══ SUPPLIED MATERIAL
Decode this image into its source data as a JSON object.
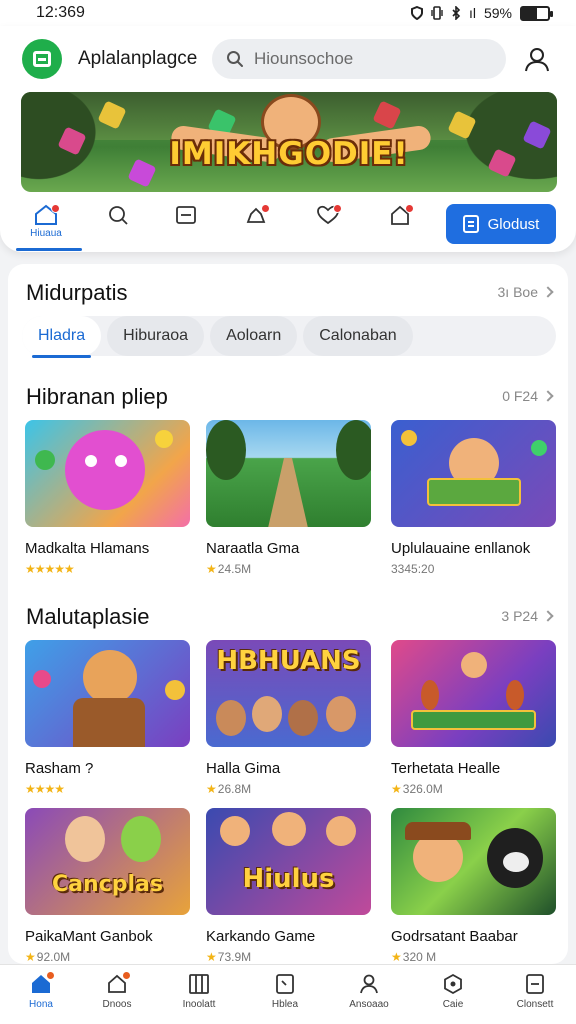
{
  "status_bar": {
    "time": "12:369",
    "signal_text": "ıl",
    "battery": "59%",
    "battery_level": 0.59
  },
  "header": {
    "app_title": "Aplalanplagce",
    "search_placeholder": "Hiounsochoe",
    "banner_text": "IMIKHGODIE!",
    "nav": {
      "home_label": "Hiuaua",
      "cta_label": "Glodust"
    }
  },
  "section1": {
    "title": "Midurpatis",
    "see_all": "3ı Boe",
    "tabs": [
      "Hladra",
      "Hiburaoa",
      "Aoloarn",
      "Calonaban"
    ],
    "active_tab": 0
  },
  "section2": {
    "title": "Hibranan pliep",
    "see_all": "0 F24",
    "cards": [
      {
        "title": "Madkalta Hlamans",
        "meta": "",
        "stars": 5
      },
      {
        "title": "Naraatla Gma",
        "meta": "24.5M",
        "stars": 1
      },
      {
        "title": "Uplulauaine enllanok",
        "meta": "3345:20",
        "stars": 0
      }
    ]
  },
  "section3": {
    "title": "Malutaplasie",
    "see_all": "3 P24",
    "cards": [
      {
        "title": "Rasham ?",
        "meta": "",
        "stars": 4,
        "thumb_word": ""
      },
      {
        "title": "Halla Gima",
        "meta": "26.8M",
        "stars": 1,
        "thumb_word": "HBHUANS"
      },
      {
        "title": "Terhetata Healle",
        "meta": "326.0M",
        "stars": 1,
        "thumb_word": ""
      },
      {
        "title": "PaikaMant Ganbok",
        "meta": "92.0M",
        "stars": 1,
        "thumb_word": "Cancplas"
      },
      {
        "title": "Karkando Game",
        "meta": "73.9M",
        "stars": 1,
        "thumb_word": "Hiulus"
      },
      {
        "title": "Godrsatant Baabar",
        "meta": "320 M",
        "stars": 1,
        "thumb_word": ""
      }
    ]
  },
  "bottom_nav": [
    {
      "label": "Hona",
      "icon": "home-icon",
      "badge": true,
      "active": true
    },
    {
      "label": "Dnoos",
      "icon": "cloud-icon",
      "badge": true,
      "active": false
    },
    {
      "label": "Inoolatt",
      "icon": "library-icon",
      "badge": false,
      "active": false
    },
    {
      "label": "Hblea",
      "icon": "book-icon",
      "badge": false,
      "active": false
    },
    {
      "label": "Ansoaao",
      "icon": "person-icon",
      "badge": false,
      "active": false
    },
    {
      "label": "Caie",
      "icon": "hexagon-icon",
      "badge": false,
      "active": false
    },
    {
      "label": "Clonsett",
      "icon": "document-icon",
      "badge": false,
      "active": false
    }
  ],
  "colors": {
    "accent": "#1b6ad3",
    "brand": "#1fae4b",
    "badge": "#e53935",
    "star": "#f3b416"
  }
}
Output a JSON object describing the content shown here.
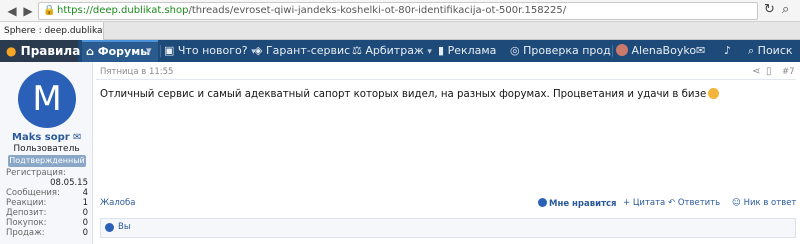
{
  "browser": {
    "url_host": "https://deep.dublikat.shop",
    "url_path": "/threads/evroset-qiwi-jandeks-koshelki-ot-80r-identifikacija-ot-500r.158225/",
    "tab_title": "Sphere : deep.dublikat.shop"
  },
  "nav": {
    "logo": "Правила",
    "forums": "Форумы",
    "whats_new": "Что нового?",
    "guarantee": "Гарант-сервис",
    "arbitrage": "Арбитраж",
    "ads": "Реклама",
    "check": "Проверка прод",
    "username": "AlenaBoyko",
    "search": "Поиск"
  },
  "user": {
    "avatar_letter": "M",
    "name": "Maks sopr",
    "title": "Пользователь",
    "badge": "Подтвержденный",
    "stats": [
      {
        "label": "Регистрация:",
        "value": ""
      },
      {
        "label": "",
        "value": "08.05.15"
      },
      {
        "label": "Сообщения:",
        "value": "4"
      },
      {
        "label": "Реакции:",
        "value": "1"
      },
      {
        "label": "Депозит:",
        "value": "0"
      },
      {
        "label": "Покупок:",
        "value": "0"
      },
      {
        "label": "Продаж:",
        "value": "0"
      }
    ]
  },
  "post": {
    "date": "Пятница в 11:55",
    "number": "#7",
    "text": "Отличный сервис и самый адекватный сапорт которых видел, на разных форумах. Процветания и удачи в бизе"
  },
  "actions": {
    "report": "Жалоба",
    "like": "Мне нравится",
    "quote": "+ Цитата",
    "reply": "Ответить",
    "mention": "Ник в ответ"
  },
  "likes": {
    "text": "Вы"
  }
}
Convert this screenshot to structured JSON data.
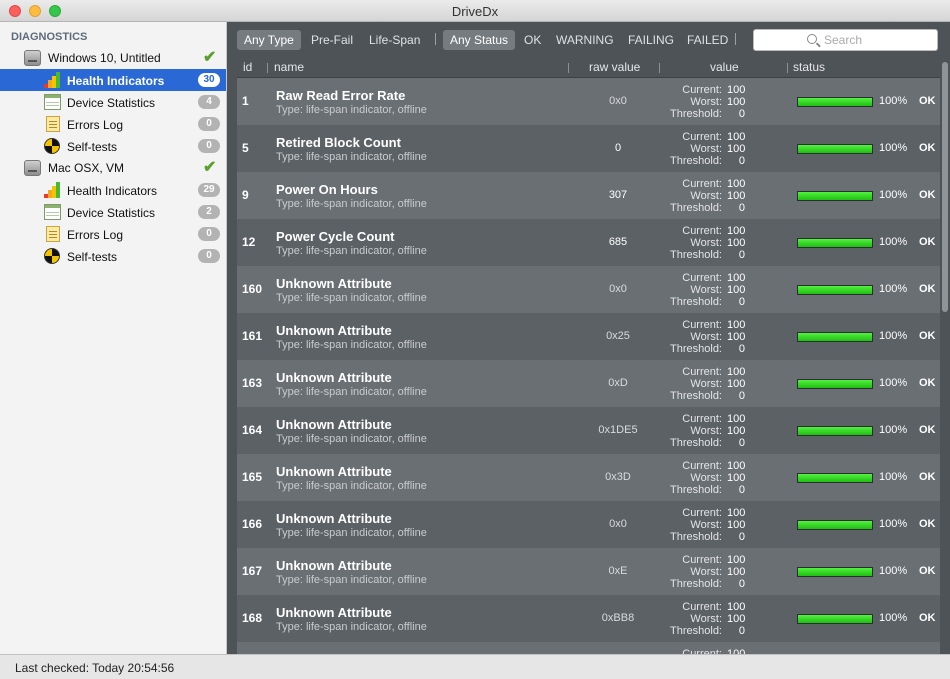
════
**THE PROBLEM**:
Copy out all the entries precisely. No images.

**WRITTEN RESPONSE**:
Decode this image into its source data as a JSON object.
{
  "status_bar": {
    "time": "12:369",
    "signal_text": "ıl",
    "battery": "59%",
    "battery_level": 0.59
  },
  "header": {
    "app_title": "Aplalanplagce",
    "search_placeholder": "Hiounsochoe",
    "banner_text": "IMIKHGODIE!",
    "nav": {
      "home_label": "Hiuaua",
      "cta_label": "Glodust"
    }
  },
  "section1": {
    "title": "Midurpatis",
    "see_all": "3ı Boe",
    "tabs": [
      "Hladra",
      "Hiburaoa",
      "Aoloarn",
      "Calonaban"
    ],
    "active_tab": 0
  },
  "section2": {
    "title": "Hibranan pliep",
    "see_all": "0 F24",
    "cards": [
      {
        "title": "Madkalta Hlamans",
        "meta": "",
        "stars": 5
      },
      {
        "title": "Naraatla Gma",
        "meta": "24.5M",
        "stars": 1
      },
      {
        "title": "Uplulauaine enllanok",
        "meta": "3345:20",
        "stars": 0
      }
    ]
  },
  "section3": {
    "title": "Malutaplasie",
    "see_all": "3 P24",
    "cards": [
      {
        "title": "Rasham ?",
        "meta": "",
        "stars": 4,
        "thumb_word": ""
      },
      {
        "title": "Halla Gima",
        "meta": "26.8M",
        "stars": 1,
        "thumb_word": "HBHUANS"
      },
      {
        "title": "Terhetata Healle",
        "meta": "326.0M",
        "stars": 1,
        "thumb_word": ""
      },
      {
        "title": "PaikaMant Ganbok",
        "meta": "92.0M",
        "stars": 1,
        "thumb_word": "Cancplas"
      },
      {
        "title": "Karkando Game",
        "meta": "73.9M",
        "stars": 1,
        "thumb_word": "Hiulus"
      },
      {
        "title": "Godrsatant Baabar",
        "meta": "320 M",
        "stars": 1,
        "thumb_word": ""
      }
    ]
  },
  "bottom_nav": [
    {
      "label": "Hona",
      "icon": "home-icon",
      "badge": true,
      "active": true
    },
    {
      "label": "Dnoos",
      "icon": "cloud-icon",
      "badge": true,
      "active": false
    },
    {
      "label": "Inoolatt",
      "icon": "library-icon",
      "badge": false,
      "active": false
    },
    {
      "label": "Hblea",
      "icon": "book-icon",
      "badge": false,
      "active": false
    },
    {
      "label": "Ansoaao",
      "icon": "person-icon",
      "badge": false,
      "active": false
    },
    {
      "label": "Caie",
      "icon": "hexagon-icon",
      "badge": false,
      "active": false
    },
    {
      "label": "Clonsett",
      "icon": "document-icon",
      "badge": false,
      "active": false
    }
  ],
  "colors": {
    "accent": "#1b6ad3",
    "brand": "#1fae4b",
    "badge": "#e53935",
    "star": "#f3b416"
  }
}
Output a JSON object describing the content shown here.
{
  "browser": {
    "url_host": "https://deep.dublikat.shop",
    "url_path": "/threads/evroset-qiwi-jandeks-koshelki-ot-80r-identifikacija-ot-500r.158225/",
    "tab_title": "Sphere : deep.dublikat.shop"
  },
  "nav": {
    "logo": "Правила",
    "forums": "Форумы",
    "whats_new": "Что нового?",
    "guarantee": "Гарант-сервис",
    "arbitrage": "Арбитраж",
    "ads": "Реклама",
    "check": "Проверка прод",
    "username": "AlenaBoyko",
    "search": "Поиск"
  },
  "user": {
    "avatar_letter": "M",
    "name": "Maks sopr",
    "title": "Пользователь",
    "badge": "Подтвержденный",
    "stats": [
      {
        "label": "Регистрация:",
        "value": ""
      },
      {
        "label": "",
        "value": "08.05.15"
      },
      {
        "label": "Сообщения:",
        "value": "4"
      },
      {
        "label": "Реакции:",
        "value": "1"
      },
      {
        "label": "Депозит:",
        "value": "0"
      },
      {
        "label": "Покупок:",
        "value": "0"
      },
      {
        "label": "Продаж:",
        "value": "0"
      }
    ]
  },
  "post": {
    "date": "Пятница в 11:55",
    "number": "#7",
    "text": "Отличный сервис и самый адекватный сапорт которых видел, на разных форумах. Процветания и удачи в бизе"
  },
  "actions": {
    "report": "Жалоба",
    "like": "Мне нравится",
    "quote": "+ Цитата",
    "reply": "Ответить",
    "mention": "Ник в ответ"
  },
  "likes": {
    "text": "Вы"
  }
}
Convert this screenshot to structured JSON data.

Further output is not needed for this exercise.